▸ **Exercise instructions**:
Every line of the records below that holds the word "элементов" belongs in the answer.

**********

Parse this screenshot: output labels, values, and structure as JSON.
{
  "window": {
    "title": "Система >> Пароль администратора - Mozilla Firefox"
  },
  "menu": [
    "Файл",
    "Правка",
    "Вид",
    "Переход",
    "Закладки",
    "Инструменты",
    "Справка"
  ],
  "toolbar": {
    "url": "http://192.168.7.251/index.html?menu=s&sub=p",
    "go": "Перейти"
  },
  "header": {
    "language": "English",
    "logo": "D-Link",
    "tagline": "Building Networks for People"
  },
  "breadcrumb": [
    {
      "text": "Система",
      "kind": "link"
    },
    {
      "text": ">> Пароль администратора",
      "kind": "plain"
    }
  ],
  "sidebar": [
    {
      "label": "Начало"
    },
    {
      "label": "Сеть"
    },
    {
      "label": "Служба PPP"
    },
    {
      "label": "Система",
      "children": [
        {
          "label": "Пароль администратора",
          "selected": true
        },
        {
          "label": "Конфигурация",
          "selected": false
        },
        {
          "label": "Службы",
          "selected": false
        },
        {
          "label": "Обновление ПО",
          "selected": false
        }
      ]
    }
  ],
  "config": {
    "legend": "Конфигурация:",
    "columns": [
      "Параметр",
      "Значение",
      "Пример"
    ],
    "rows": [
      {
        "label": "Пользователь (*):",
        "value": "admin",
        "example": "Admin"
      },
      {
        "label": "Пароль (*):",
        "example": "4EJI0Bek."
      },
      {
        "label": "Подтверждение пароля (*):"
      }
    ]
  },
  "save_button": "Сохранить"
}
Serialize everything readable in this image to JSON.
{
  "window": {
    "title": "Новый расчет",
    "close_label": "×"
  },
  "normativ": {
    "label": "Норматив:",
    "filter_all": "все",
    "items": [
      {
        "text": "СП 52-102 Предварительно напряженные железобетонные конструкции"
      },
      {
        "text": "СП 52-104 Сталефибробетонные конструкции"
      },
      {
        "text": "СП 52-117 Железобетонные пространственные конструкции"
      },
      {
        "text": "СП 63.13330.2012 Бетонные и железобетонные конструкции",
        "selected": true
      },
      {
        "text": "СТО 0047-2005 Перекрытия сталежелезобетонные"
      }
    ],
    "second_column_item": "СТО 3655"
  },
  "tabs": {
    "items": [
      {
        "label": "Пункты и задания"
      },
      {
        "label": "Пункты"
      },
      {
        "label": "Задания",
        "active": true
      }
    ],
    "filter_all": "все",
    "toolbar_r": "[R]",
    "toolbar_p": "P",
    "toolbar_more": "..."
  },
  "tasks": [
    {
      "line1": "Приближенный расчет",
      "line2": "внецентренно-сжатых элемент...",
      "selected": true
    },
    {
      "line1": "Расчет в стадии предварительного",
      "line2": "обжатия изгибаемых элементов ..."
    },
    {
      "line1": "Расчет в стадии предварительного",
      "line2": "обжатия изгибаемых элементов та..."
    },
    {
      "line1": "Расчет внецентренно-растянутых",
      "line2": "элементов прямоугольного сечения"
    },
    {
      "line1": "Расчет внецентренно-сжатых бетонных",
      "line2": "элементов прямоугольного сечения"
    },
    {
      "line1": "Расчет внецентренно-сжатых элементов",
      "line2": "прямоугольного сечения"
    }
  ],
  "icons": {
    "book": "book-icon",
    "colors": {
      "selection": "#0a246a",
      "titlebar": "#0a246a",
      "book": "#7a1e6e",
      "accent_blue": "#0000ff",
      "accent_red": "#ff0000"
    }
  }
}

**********

▸ **Reply**:
      "line2": "обжатия изгибаемых элементов ..."
      "line2": "обжатия изгибаемых элементов та..."
      "line2": "элементов прямоугольного сечения"
      "line2": "элементов прямоугольного сечения"
      "line1": "Расчет внецентренно-сжатых элементов",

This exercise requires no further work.